» Data supplied:
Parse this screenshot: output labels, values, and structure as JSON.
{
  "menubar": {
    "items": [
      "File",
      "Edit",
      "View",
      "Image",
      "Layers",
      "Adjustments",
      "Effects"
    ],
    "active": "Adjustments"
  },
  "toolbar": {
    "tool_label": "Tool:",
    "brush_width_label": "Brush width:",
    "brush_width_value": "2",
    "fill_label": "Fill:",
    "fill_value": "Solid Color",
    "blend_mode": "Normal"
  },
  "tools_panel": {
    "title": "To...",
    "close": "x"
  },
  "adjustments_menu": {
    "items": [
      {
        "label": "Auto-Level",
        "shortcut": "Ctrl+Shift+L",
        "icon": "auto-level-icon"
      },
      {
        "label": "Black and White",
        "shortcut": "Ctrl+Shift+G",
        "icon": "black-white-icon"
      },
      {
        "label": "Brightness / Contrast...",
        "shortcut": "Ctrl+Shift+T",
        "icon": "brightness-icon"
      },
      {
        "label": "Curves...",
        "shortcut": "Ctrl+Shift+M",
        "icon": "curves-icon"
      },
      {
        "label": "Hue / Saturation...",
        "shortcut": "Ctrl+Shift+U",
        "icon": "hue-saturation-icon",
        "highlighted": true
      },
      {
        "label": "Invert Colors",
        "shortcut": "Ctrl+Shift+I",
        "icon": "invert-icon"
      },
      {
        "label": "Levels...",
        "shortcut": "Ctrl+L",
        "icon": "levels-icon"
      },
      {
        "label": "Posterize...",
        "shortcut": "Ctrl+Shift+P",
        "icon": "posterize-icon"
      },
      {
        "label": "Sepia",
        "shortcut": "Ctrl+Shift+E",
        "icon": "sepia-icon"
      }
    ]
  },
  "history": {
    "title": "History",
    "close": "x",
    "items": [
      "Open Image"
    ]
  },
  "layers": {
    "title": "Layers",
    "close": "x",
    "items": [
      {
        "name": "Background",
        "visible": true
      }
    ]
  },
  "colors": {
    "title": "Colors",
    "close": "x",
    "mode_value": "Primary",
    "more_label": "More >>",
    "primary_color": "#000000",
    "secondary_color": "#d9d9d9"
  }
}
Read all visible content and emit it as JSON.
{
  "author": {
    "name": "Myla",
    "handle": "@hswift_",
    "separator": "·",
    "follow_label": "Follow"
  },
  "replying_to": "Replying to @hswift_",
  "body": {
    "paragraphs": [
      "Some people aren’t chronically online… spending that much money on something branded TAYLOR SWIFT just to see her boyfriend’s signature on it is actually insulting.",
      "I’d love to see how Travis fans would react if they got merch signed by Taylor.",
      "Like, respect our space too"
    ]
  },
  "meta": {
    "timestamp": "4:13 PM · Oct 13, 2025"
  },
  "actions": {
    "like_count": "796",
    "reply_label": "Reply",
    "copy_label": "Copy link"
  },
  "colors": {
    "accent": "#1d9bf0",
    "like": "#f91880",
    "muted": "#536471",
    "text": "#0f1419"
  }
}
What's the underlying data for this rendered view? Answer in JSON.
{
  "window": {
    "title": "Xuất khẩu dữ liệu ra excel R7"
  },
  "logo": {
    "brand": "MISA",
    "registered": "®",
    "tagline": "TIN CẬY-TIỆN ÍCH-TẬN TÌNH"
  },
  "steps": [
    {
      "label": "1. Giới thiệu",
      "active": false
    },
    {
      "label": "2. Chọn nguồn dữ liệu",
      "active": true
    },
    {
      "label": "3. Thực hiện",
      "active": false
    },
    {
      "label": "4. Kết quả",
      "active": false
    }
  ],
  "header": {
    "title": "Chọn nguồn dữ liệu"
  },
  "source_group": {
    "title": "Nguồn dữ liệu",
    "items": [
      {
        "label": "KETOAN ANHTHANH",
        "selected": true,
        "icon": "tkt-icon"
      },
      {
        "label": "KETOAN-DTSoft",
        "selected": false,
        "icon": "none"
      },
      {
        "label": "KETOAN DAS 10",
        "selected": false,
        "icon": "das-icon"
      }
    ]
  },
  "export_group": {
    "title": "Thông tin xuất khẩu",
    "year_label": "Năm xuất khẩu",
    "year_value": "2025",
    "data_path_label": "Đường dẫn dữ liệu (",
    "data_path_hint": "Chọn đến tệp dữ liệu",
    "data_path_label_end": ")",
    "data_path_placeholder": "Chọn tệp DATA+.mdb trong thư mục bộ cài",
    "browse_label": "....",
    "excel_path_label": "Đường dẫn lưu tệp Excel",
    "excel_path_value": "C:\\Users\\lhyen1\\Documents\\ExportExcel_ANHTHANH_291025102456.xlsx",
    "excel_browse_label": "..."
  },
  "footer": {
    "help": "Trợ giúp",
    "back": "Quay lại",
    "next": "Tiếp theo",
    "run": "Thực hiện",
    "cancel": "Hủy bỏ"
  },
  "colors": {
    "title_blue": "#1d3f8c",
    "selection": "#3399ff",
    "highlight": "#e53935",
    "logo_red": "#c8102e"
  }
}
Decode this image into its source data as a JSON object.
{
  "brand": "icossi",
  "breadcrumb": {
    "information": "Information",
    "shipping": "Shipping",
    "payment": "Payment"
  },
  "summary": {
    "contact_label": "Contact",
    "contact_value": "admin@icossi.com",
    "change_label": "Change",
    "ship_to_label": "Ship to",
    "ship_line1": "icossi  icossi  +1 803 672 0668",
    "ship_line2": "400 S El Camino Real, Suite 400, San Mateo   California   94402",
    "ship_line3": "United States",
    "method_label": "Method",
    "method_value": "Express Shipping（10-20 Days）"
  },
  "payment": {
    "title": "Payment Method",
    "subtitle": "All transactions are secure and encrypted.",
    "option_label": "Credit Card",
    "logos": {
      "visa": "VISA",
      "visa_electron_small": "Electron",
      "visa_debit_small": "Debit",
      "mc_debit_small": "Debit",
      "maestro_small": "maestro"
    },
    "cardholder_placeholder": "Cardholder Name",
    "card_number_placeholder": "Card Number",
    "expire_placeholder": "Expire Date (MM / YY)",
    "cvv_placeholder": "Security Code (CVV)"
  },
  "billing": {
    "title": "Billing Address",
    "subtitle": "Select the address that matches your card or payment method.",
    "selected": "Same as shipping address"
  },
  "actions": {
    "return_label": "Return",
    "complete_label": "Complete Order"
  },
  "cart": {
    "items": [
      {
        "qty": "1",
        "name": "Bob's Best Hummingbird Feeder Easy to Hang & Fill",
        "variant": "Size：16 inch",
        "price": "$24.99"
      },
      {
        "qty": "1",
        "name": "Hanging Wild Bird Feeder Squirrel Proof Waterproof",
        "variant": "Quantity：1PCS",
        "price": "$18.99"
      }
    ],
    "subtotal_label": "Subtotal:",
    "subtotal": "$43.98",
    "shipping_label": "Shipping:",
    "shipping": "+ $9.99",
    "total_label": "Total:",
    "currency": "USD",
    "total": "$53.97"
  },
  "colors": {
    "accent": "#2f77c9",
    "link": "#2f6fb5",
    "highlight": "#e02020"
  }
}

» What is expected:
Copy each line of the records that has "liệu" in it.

» Task response:
    "title": "Xuất khẩu dữ liệu ra excel R7"
      "label": "2. Chọn nguồn dữ liệu",
    "title": "Chọn nguồn dữ liệu"
    "title": "Nguồn dữ liệu",
    "data_path_label": "Đường dẫn dữ liệu (",
    "data_path_hint": "Chọn đến tệp dữ liệu",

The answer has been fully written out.